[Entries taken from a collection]
################

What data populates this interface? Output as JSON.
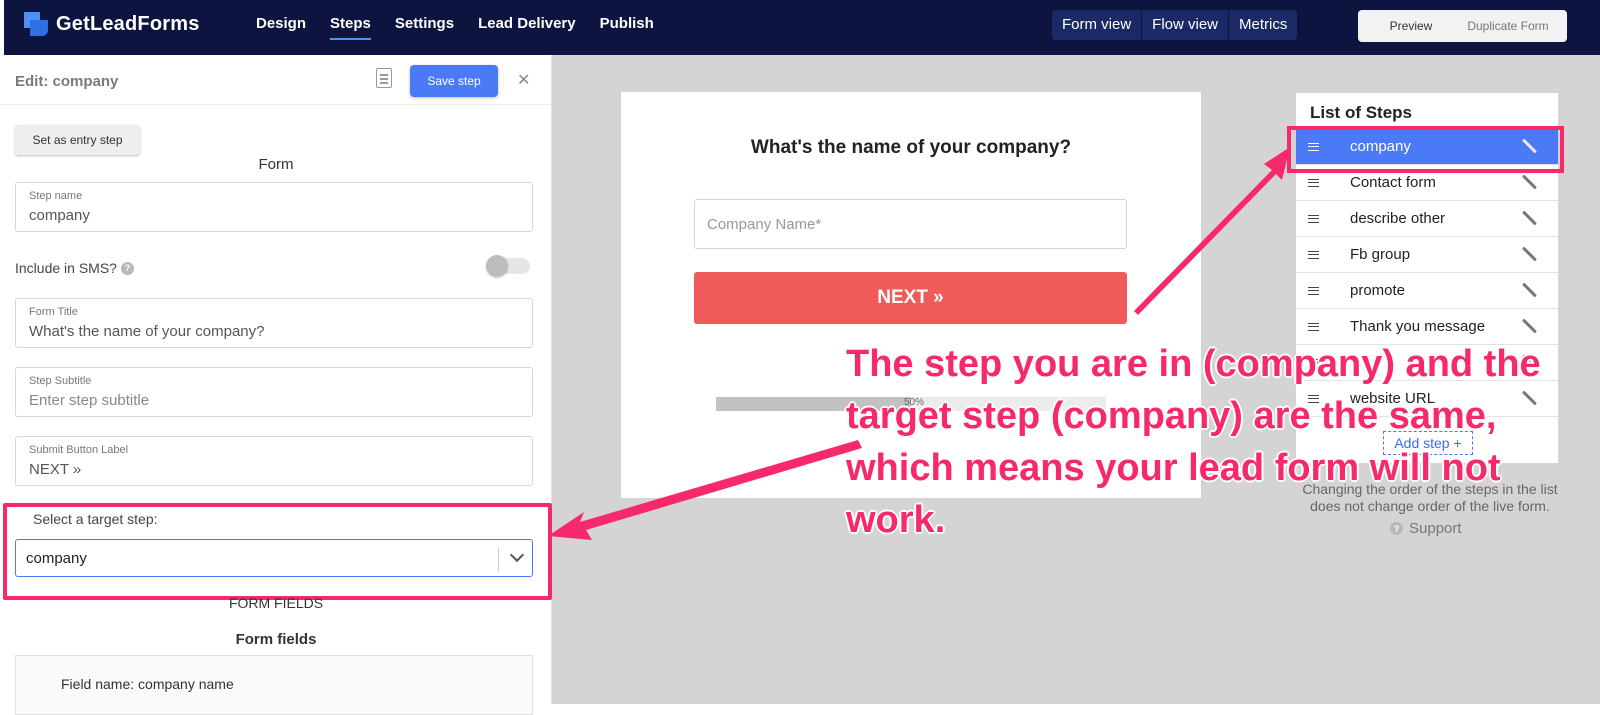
{
  "brand": {
    "name": "GetLeadForms"
  },
  "nav": {
    "items": [
      "Design",
      "Steps",
      "Settings",
      "Lead Delivery",
      "Publish"
    ],
    "active": "Steps"
  },
  "view_tabs": [
    "Form view",
    "Flow view",
    "Metrics"
  ],
  "actions": {
    "preview": "Preview",
    "duplicate": "Duplicate Form"
  },
  "editor": {
    "title": "Edit: company",
    "save_label": "Save step",
    "close_label": "✕",
    "entry_button": "Set as entry step",
    "section": "Form",
    "step_name": {
      "label": "Step name",
      "value": "company"
    },
    "sms": {
      "label": "Include in SMS?",
      "help": "?"
    },
    "form_title": {
      "label": "Form Title",
      "value": "What's the name of your company?"
    },
    "subtitle": {
      "label": "Step Subtitle",
      "placeholder": "Enter step subtitle"
    },
    "submit": {
      "label": "Submit Button Label",
      "value": "NEXT »"
    },
    "target": {
      "label": "Select a target step:",
      "value": "company"
    },
    "form_fields_caption": "FORM FIELDS",
    "form_fields_heading": "Form fields",
    "field_item": "Field name: company name"
  },
  "preview": {
    "question": "What's the name of your company?",
    "input_placeholder": "Company Name*",
    "next_label": "NEXT »",
    "progress_label": "50%",
    "progress": 0.5
  },
  "steps": {
    "title": "List of Steps",
    "items": [
      "company",
      "Contact form",
      "describe other",
      "Fb group",
      "promote",
      "Thank you message",
      "",
      "website URL"
    ],
    "active": "company",
    "add_label": "Add step +",
    "note": "Changing the order of the steps in the list does not change order of the live form.",
    "support": "Support"
  },
  "annotation": {
    "text": "The step you are in (company) and the target step (company) are the same, which means your lead form will not work.",
    "color": "#f6296b"
  },
  "colors": {
    "navbar": "#0d1440",
    "accent": "#4a7af5",
    "cta": "#ef5b58",
    "highlight": "#f6296b"
  }
}
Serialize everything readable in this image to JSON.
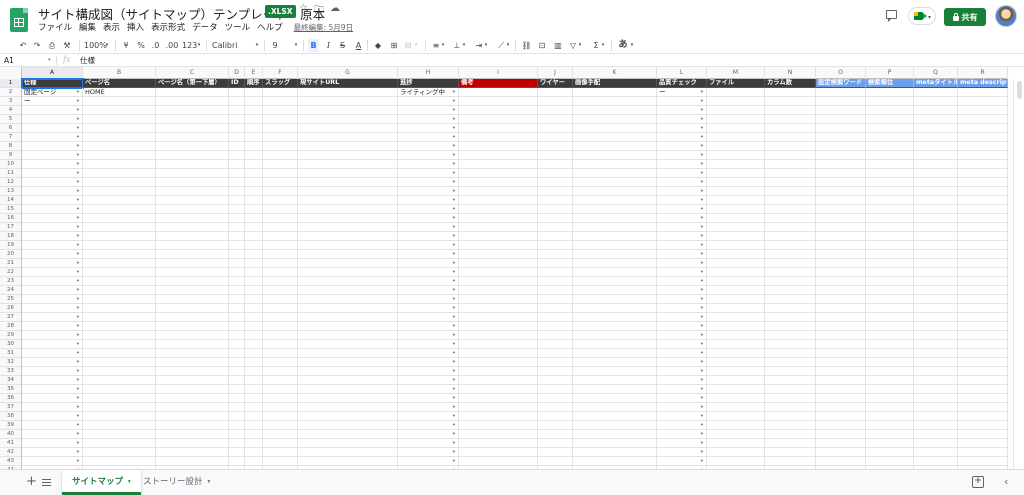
{
  "app": {
    "title": "サイト構成図（サイトマップ）テンプレート　原本",
    "file_badge": ".XLSX",
    "menus": [
      "ファイル",
      "編集",
      "表示",
      "挿入",
      "表示形式",
      "データ",
      "ツール",
      "ヘルプ"
    ],
    "last_edit": "最終編集: 5月9日",
    "share_label": "共有"
  },
  "icons": {
    "star": "☆",
    "folder": "🗀",
    "cloud": "☁",
    "undo": "↶",
    "redo": "↷",
    "print": "⎙",
    "paint_format": "⚒",
    "currency": "¥",
    "percent": "%",
    "dec_decrease": ".0",
    "dec_increase": ".00",
    "number_format": "123",
    "dropdown": "▾",
    "bold": "B",
    "italic": "I",
    "strike": "S",
    "text_color": "A",
    "fill_color": "◆",
    "borders": "⊞",
    "merge": "⊟",
    "halign": "≡",
    "valign": "⊥",
    "wrap": "⇥",
    "rotate": "⟋",
    "link": "⛓",
    "comment": "⊡",
    "chart": "▥",
    "filter": "▽",
    "functions": "Σ",
    "input_tools": "あ",
    "add_sheet": "+",
    "explore": "+",
    "collapse": "‹"
  },
  "toolbar": {
    "zoom": "100%",
    "font": "Calibri",
    "font_size": "9"
  },
  "formula_bar": {
    "name_box": "A1",
    "fx": "fx",
    "value": "仕様"
  },
  "columns": [
    "A",
    "B",
    "C",
    "D",
    "E",
    "F",
    "G",
    "H",
    "I",
    "J",
    "K",
    "L",
    "M",
    "N",
    "O",
    "P",
    "Q",
    "R"
  ],
  "header_row": [
    "仕様",
    "ページ名",
    "ページ名（第一下層）",
    "ID",
    "順序",
    "スラッグ",
    "現サイトURL",
    "進捗",
    "備考",
    "ワイヤー",
    "画像手配",
    "品質チェック",
    "ファイル",
    "カラム数",
    "設定検索ワード",
    "検索順位",
    "metaタイトル",
    "meta description"
  ],
  "data_rows": [
    {
      "A": "固定ページ",
      "B": "HOME",
      "H": "ライティング中",
      "L": "ー"
    },
    {
      "A": "ー"
    }
  ],
  "row_numbers": [
    "1",
    "2",
    "3",
    "4",
    "5",
    "6",
    "7",
    "8",
    "9",
    "10",
    "11",
    "12",
    "13",
    "14",
    "15",
    "16",
    "17",
    "18",
    "19",
    "20",
    "21",
    "22",
    "23",
    "24",
    "25",
    "26",
    "27",
    "28",
    "29",
    "30",
    "31",
    "32",
    "33",
    "34",
    "35",
    "36",
    "37",
    "38",
    "39",
    "40",
    "41",
    "42",
    "43",
    "44"
  ],
  "sheet_tabs": [
    {
      "label": "サイトマップ",
      "active": true
    },
    {
      "label": "ストーリー設計",
      "active": false
    }
  ],
  "colors": {
    "header_dark": "#3c3c3c",
    "header_red": "#c00000",
    "header_blue": "#6d9eeb",
    "accent_green": "#188038",
    "selection_blue": "#1a73e8"
  }
}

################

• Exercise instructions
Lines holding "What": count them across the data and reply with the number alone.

• Solved problem
3